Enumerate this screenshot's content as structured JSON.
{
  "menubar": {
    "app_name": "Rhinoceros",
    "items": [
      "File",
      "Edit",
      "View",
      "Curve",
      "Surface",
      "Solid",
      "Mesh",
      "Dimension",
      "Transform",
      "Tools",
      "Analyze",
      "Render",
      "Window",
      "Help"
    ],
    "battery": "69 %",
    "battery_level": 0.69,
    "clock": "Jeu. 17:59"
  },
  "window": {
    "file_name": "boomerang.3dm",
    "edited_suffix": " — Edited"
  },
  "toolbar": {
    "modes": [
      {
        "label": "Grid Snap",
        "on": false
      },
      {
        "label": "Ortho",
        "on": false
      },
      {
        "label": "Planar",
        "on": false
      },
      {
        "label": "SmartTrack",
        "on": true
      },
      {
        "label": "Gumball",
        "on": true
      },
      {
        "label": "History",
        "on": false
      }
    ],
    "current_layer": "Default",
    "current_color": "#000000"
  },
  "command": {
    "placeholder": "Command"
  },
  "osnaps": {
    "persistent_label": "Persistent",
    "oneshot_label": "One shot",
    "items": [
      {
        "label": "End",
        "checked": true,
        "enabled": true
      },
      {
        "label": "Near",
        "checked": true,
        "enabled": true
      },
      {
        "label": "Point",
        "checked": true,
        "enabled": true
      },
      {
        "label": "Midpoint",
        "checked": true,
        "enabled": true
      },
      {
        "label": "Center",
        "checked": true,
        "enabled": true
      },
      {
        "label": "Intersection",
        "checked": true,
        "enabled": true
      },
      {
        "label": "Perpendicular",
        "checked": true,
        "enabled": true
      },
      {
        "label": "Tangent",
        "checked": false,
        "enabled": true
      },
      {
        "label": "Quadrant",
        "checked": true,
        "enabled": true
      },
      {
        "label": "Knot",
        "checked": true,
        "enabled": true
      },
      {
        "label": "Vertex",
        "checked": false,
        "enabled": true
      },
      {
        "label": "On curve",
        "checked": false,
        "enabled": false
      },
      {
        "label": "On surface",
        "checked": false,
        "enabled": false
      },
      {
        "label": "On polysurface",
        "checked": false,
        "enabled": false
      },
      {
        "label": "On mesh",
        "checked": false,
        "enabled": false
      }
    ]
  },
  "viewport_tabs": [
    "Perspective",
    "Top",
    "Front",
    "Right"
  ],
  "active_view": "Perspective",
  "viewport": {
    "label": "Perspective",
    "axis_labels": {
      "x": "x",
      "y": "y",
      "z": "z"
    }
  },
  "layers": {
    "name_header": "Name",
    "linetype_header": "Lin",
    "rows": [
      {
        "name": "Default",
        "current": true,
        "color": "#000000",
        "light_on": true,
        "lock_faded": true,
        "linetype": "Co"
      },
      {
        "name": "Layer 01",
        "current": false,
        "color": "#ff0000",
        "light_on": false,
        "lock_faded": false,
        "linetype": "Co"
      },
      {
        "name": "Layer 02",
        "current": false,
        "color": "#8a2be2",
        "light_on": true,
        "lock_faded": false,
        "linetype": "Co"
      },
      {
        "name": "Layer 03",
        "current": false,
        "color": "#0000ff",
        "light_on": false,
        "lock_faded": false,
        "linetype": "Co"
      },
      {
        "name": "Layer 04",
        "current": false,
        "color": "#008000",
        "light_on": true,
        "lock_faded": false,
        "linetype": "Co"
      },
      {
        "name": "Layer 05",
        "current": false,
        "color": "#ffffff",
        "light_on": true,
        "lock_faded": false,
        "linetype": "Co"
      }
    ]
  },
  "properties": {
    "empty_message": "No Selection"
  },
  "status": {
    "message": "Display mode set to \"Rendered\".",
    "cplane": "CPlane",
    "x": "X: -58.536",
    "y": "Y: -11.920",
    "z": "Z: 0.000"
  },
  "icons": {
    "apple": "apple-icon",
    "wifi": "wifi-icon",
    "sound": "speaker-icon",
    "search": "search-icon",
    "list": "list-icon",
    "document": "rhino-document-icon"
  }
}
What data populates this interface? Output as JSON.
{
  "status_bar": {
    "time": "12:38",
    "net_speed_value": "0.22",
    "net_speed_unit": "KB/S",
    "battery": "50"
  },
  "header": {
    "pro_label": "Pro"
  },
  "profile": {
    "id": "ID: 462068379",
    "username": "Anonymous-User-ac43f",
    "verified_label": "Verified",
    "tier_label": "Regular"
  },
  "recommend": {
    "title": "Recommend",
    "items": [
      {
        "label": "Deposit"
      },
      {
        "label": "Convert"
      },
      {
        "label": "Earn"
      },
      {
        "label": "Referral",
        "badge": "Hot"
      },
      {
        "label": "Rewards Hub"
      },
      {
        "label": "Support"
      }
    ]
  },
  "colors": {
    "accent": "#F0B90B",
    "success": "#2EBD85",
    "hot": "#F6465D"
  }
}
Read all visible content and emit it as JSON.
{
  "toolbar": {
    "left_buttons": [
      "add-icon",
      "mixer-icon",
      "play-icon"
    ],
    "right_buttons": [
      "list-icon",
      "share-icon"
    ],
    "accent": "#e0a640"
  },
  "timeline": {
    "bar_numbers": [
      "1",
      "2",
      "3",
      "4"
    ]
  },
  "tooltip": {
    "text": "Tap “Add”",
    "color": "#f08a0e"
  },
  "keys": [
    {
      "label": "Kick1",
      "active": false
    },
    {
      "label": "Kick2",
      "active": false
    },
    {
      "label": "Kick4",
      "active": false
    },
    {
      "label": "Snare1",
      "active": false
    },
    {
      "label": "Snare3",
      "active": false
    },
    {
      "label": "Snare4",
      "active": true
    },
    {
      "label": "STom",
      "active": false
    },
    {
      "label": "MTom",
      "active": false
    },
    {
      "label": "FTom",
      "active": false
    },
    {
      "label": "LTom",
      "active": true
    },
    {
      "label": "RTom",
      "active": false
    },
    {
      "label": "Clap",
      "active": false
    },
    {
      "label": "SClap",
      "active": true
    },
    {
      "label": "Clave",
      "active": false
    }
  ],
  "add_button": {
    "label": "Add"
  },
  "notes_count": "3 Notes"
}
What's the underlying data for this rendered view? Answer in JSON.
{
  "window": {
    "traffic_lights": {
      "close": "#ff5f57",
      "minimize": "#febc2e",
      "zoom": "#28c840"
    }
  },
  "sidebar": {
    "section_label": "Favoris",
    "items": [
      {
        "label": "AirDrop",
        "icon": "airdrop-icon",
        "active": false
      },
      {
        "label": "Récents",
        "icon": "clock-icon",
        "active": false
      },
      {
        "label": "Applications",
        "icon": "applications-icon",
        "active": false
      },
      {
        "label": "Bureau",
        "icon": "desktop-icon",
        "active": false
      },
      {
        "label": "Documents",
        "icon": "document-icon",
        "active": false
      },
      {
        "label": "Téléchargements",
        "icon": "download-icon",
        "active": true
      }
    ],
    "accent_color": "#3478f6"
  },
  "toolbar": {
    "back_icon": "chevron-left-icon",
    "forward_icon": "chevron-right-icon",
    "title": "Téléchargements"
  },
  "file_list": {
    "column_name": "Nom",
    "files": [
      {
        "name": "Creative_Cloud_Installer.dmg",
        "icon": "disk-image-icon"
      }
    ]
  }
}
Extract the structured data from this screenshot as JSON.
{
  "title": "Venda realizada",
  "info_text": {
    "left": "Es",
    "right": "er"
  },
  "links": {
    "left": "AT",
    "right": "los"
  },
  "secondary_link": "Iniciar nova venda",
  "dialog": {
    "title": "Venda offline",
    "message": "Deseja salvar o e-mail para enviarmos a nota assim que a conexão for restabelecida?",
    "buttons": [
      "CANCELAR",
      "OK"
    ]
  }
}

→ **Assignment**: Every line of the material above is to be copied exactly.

→ **Your solution**:
Enumerate this screenshot's content as structured JSON.
{
  "menubar": {
    "app_name": "Rhinoceros",
    "items": [
      "File",
      "Edit",
      "View",
      "Curve",
      "Surface",
      "Solid",
      "Mesh",
      "Dimension",
      "Transform",
      "Tools",
      "Analyze",
      "Render",
      "Window",
      "Help"
    ],
    "battery": "69 %",
    "battery_level": 0.69,
    "clock": "Jeu. 17:59"
  },
  "window": {
    "file_name": "boomerang.3dm",
    "edited_suffix": " — Edited"
  },
  "toolbar": {
    "modes": [
      {
        "label": "Grid Snap",
        "on": false
      },
      {
        "label": "Ortho",
        "on": false
      },
      {
        "label": "Planar",
        "on": false
      },
      {
        "label": "SmartTrack",
        "on": true
      },
      {
        "label": "Gumball",
        "on": true
      },
      {
        "label": "History",
        "on": false
      }
    ],
    "current_layer": "Default",
    "current_color": "#000000"
  },
  "command": {
    "placeholder": "Command"
  },
  "osnaps": {
    "persistent_label": "Persistent",
    "oneshot_label": "One shot",
    "items": [
      {
        "label": "End",
        "checked": true,
        "enabled": true
      },
      {
        "label": "Near",
        "checked": true,
        "enabled": true
      },
      {
        "label": "Point",
        "checked": true,
        "enabled": true
      },
      {
        "label": "Midpoint",
        "checked": true,
        "enabled": true
      },
      {
        "label": "Center",
        "checked": true,
        "enabled": true
      },
      {
        "label": "Intersection",
        "checked": true,
        "enabled": true
      },
      {
        "label": "Perpendicular",
        "checked": true,
        "enabled": true
      },
      {
        "label": "Tangent",
        "checked": false,
        "enabled": true
      },
      {
        "label": "Quadrant",
        "checked": true,
        "enabled": true
      },
      {
        "label": "Knot",
        "checked": true,
        "enabled": true
      },
      {
        "label": "Vertex",
        "checked": false,
        "enabled": true
      },
      {
        "label": "On curve",
        "checked": false,
        "enabled": false
      },
      {
        "label": "On surface",
        "checked": false,
        "enabled": false
      },
      {
        "label": "On polysurface",
        "checked": false,
        "enabled": false
      },
      {
        "label": "On mesh",
        "checked": false,
        "enabled": false
      }
    ]
  },
  "viewport_tabs": [
    "Perspective",
    "Top",
    "Front",
    "Right"
  ],
  "active_view": "Perspective",
  "viewport": {
    "label": "Perspective",
    "axis_labels": {
      "x": "x",
      "y": "y",
      "z": "z"
    }
  },
  "layers": {
    "name_header": "Name",
    "linetype_header": "Lin",
    "rows": [
      {
        "name": "Default",
        "current": true,
        "color": "#000000",
        "light_on": true,
        "lock_faded": true,
        "linetype": "Co"
      },
      {
        "name": "Layer 01",
        "current": false,
        "color": "#ff0000",
        "light_on": false,
        "lock_faded": false,
        "linetype": "Co"
      },
      {
        "name": "Layer 02",
        "current": false,
        "color": "#8a2be2",
        "light_on": true,
        "lock_faded": false,
        "linetype": "Co"
      },
      {
        "name": "Layer 03",
        "current": false,
        "color": "#0000ff",
        "light_on": false,
        "lock_faded": false,
        "linetype": "Co"
      },
      {
        "name": "Layer 04",
        "current": false,
        "color": "#008000",
        "light_on": true,
        "lock_faded": false,
        "linetype": "Co"
      },
      {
        "name": "Layer 05",
        "current": false,
        "color": "#ffffff",
        "light_on": true,
        "lock_faded": false,
        "linetype": "Co"
      }
    ]
  },
  "properties": {
    "empty_message": "No Selection"
  },
  "status": {
    "message": "Display mode set to \"Rendered\".",
    "cplane": "CPlane",
    "x": "X: -58.536",
    "y": "Y: -11.920",
    "z": "Z: 0.000"
  },
  "icons": {
    "apple": "apple-icon",
    "wifi": "wifi-icon",
    "sound": "speaker-icon",
    "search": "search-icon",
    "list": "list-icon",
    "document": "rhino-document-icon"
  }
}
What data populates this interface? Output as JSON.
{
  "status_bar": {
    "time": "12:38",
    "net_speed_value": "0.22",
    "net_speed_unit": "KB/S",
    "battery": "50"
  },
  "header": {
    "pro_label": "Pro"
  },
  "profile": {
    "id": "ID: 462068379",
    "username": "Anonymous-User-ac43f",
    "verified_label": "Verified",
    "tier_label": "Regular"
  },
  "recommend": {
    "title": "Recommend",
    "items": [
      {
        "label": "Deposit"
      },
      {
        "label": "Convert"
      },
      {
        "label": "Earn"
      },
      {
        "label": "Referral",
        "badge": "Hot"
      },
      {
        "label": "Rewards Hub"
      },
      {
        "label": "Support"
      }
    ]
  },
  "colors": {
    "accent": "#F0B90B",
    "success": "#2EBD85",
    "hot": "#F6465D"
  }
}
Read all visible content and emit it as JSON.
{
  "toolbar": {
    "left_buttons": [
      "add-icon",
      "mixer-icon",
      "play-icon"
    ],
    "right_buttons": [
      "list-icon",
      "share-icon"
    ],
    "accent": "#e0a640"
  },
  "timeline": {
    "bar_numbers": [
      "1",
      "2",
      "3",
      "4"
    ]
  },
  "tooltip": {
    "text": "Tap “Add”",
    "color": "#f08a0e"
  },
  "keys": [
    {
      "label": "Kick1",
      "active": false
    },
    {
      "label": "Kick2",
      "active": false
    },
    {
      "label": "Kick4",
      "active": false
    },
    {
      "label": "Snare1",
      "active": false
    },
    {
      "label": "Snare3",
      "active": false
    },
    {
      "label": "Snare4",
      "active": true
    },
    {
      "label": "STom",
      "active": false
    },
    {
      "label": "MTom",
      "active": false
    },
    {
      "label": "FTom",
      "active": false
    },
    {
      "label": "LTom",
      "active": true
    },
    {
      "label": "RTom",
      "active": false
    },
    {
      "label": "Clap",
      "active": false
    },
    {
      "label": "SClap",
      "active": true
    },
    {
      "label": "Clave",
      "active": false
    }
  ],
  "add_button": {
    "label": "Add"
  },
  "notes_count": "3 Notes"
}
What's the underlying data for this rendered view? Answer in JSON.
{
  "window": {
    "traffic_lights": {
      "close": "#ff5f57",
      "minimize": "#febc2e",
      "zoom": "#28c840"
    }
  },
  "sidebar": {
    "section_label": "Favoris",
    "items": [
      {
        "label": "AirDrop",
        "icon": "airdrop-icon",
        "active": false
      },
      {
        "label": "Récents",
        "icon": "clock-icon",
        "active": false
      },
      {
        "label": "Applications",
        "icon": "applications-icon",
        "active": false
      },
      {
        "label": "Bureau",
        "icon": "desktop-icon",
        "active": false
      },
      {
        "label": "Documents",
        "icon": "document-icon",
        "active": false
      },
      {
        "label": "Téléchargements",
        "icon": "download-icon",
        "active": true
      }
    ],
    "accent_color": "#3478f6"
  },
  "toolbar": {
    "back_icon": "chevron-left-icon",
    "forward_icon": "chevron-right-icon",
    "title": "Téléchargements"
  },
  "file_list": {
    "column_name": "Nom",
    "files": [
      {
        "name": "Creative_Cloud_Installer.dmg",
        "icon": "disk-image-icon"
      }
    ]
  }
}
Extract the structured data from this screenshot as JSON.
{
  "title": "Venda realizada",
  "info_text": {
    "left": "Es",
    "right": "er"
  },
  "links": {
    "left": "AT",
    "right": "los"
  },
  "secondary_link": "Iniciar nova venda",
  "dialog": {
    "title": "Venda offline",
    "message": "Deseja salvar o e-mail para enviarmos a nota assim que a conexão for restabelecida?",
    "buttons": [
      "CANCELAR",
      "OK"
    ]
  }
}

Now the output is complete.